*Requirement*
Quote the whole listing exactly. Leave the pictures out of your copy.

= = =

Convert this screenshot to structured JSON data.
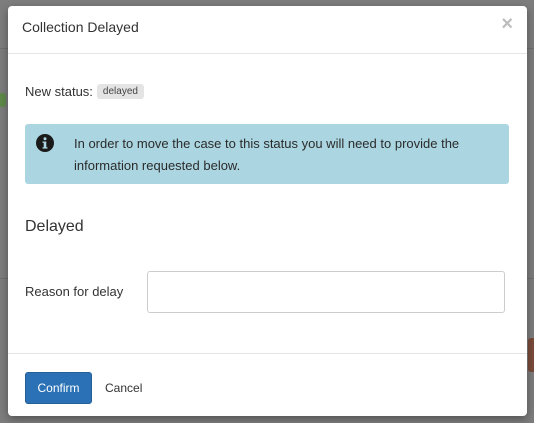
{
  "modal": {
    "title": "Collection Delayed",
    "close_glyph": "×",
    "status_label": "New status:",
    "status_badge": "delayed",
    "alert_text": "In order to move the case to this status you will need to provide the information requested below.",
    "section_heading": "Delayed",
    "field_label": "Reason for delay",
    "field_value": "",
    "confirm_label": "Confirm",
    "cancel_label": "Cancel"
  },
  "colors": {
    "alert_bg": "#abd6e1",
    "primary": "#2a72b5",
    "badge_bg": "#e4e4e4"
  },
  "icons": {
    "alert_icon": "info-circle-icon",
    "close_icon": "close-icon"
  }
}
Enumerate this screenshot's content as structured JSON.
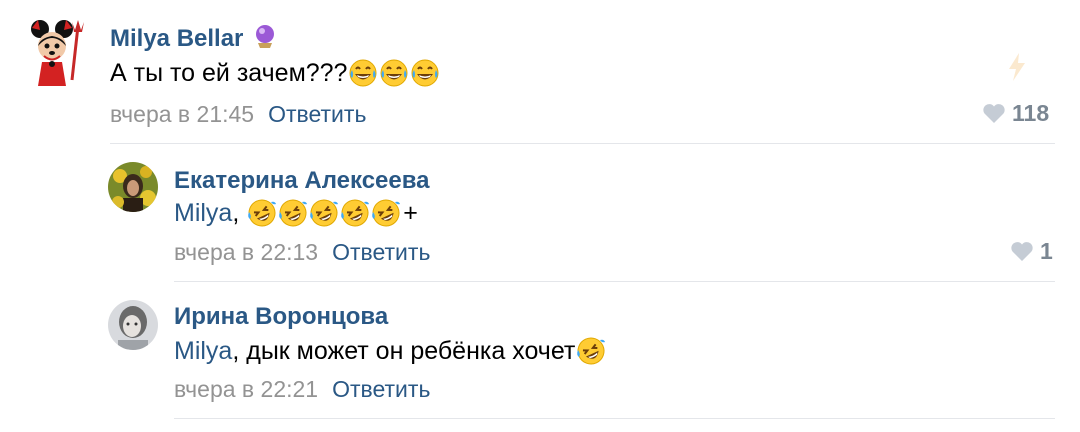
{
  "comments": [
    {
      "author": "Milya Bellar",
      "text": "А ты то ей зачем???",
      "emojis": [
        "face-with-tears-of-joy",
        "face-with-tears-of-joy",
        "face-with-tears-of-joy"
      ],
      "time": "вчера в 21:45",
      "reply_label": "Ответить",
      "likes": "118"
    },
    {
      "author": "Екатерина Алексеева",
      "mention": "Milya",
      "text_after_mention": ", ",
      "emojis": [
        "rolling-on-floor-laughing",
        "rolling-on-floor-laughing",
        "rolling-on-floor-laughing",
        "rolling-on-floor-laughing",
        "rolling-on-floor-laughing"
      ],
      "text_suffix": "+",
      "time": "вчера в 22:13",
      "reply_label": "Ответить",
      "likes": "1"
    },
    {
      "author": "Ирина Воронцова",
      "mention": "Milya",
      "text_after_mention": ", дык может он ребёнка хочет",
      "emojis": [
        "rolling-on-floor-laughing"
      ],
      "time": "вчера в 22:21",
      "reply_label": "Ответить"
    }
  ],
  "colors": {
    "link": "#2a5885",
    "meta": "#939393",
    "like_icon": "#c5ccd5",
    "like_count": "#7a8692",
    "divider": "#e4e6ea"
  },
  "icons": {
    "author_badge": "crystal-ball-icon",
    "like": "heart-icon",
    "repost_hint": "lightning-icon"
  }
}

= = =

*Output for this exercise*
Convert this screenshot to structured JSON data.
{
  "modal": {
    "title": "Collection Delayed",
    "close_glyph": "×",
    "status_label": "New status:",
    "status_badge": "delayed",
    "alert_text": "In order to move the case to this status you will need to provide the information requested below.",
    "section_heading": "Delayed",
    "field_label": "Reason for delay",
    "field_value": "",
    "confirm_label": "Confirm",
    "cancel_label": "Cancel"
  },
  "colors": {
    "alert_bg": "#abd6e1",
    "primary": "#2a72b5",
    "badge_bg": "#e4e4e4"
  },
  "icons": {
    "alert_icon": "info-circle-icon",
    "close_icon": "close-icon"
  }
}
Enumerate this screenshot's content as structured JSON.
{
  "comments": [
    {
      "author": "Milya Bellar",
      "text": "А ты то ей зачем???",
      "emojis": [
        "face-with-tears-of-joy",
        "face-with-tears-of-joy",
        "face-with-tears-of-joy"
      ],
      "time": "вчера в 21:45",
      "reply_label": "Ответить",
      "likes": "118"
    },
    {
      "author": "Екатерина Алексеева",
      "mention": "Milya",
      "text_after_mention": ", ",
      "emojis": [
        "rolling-on-floor-laughing",
        "rolling-on-floor-laughing",
        "rolling-on-floor-laughing",
        "rolling-on-floor-laughing",
        "rolling-on-floor-laughing"
      ],
      "text_suffix": "+",
      "time": "вчера в 22:13",
      "reply_label": "Ответить",
      "likes": "1"
    },
    {
      "author": "Ирина Воронцова",
      "mention": "Milya",
      "text_after_mention": ", дык может он ребёнка хочет",
      "emojis": [
        "rolling-on-floor-laughing"
      ],
      "time": "вчера в 22:21",
      "reply_label": "Ответить"
    }
  ],
  "colors": {
    "link": "#2a5885",
    "meta": "#939393",
    "like_icon": "#c5ccd5",
    "like_count": "#7a8692",
    "divider": "#e4e6ea"
  },
  "icons": {
    "author_badge": "crystal-ball-icon",
    "like": "heart-icon",
    "repost_hint": "lightning-icon"
  }
}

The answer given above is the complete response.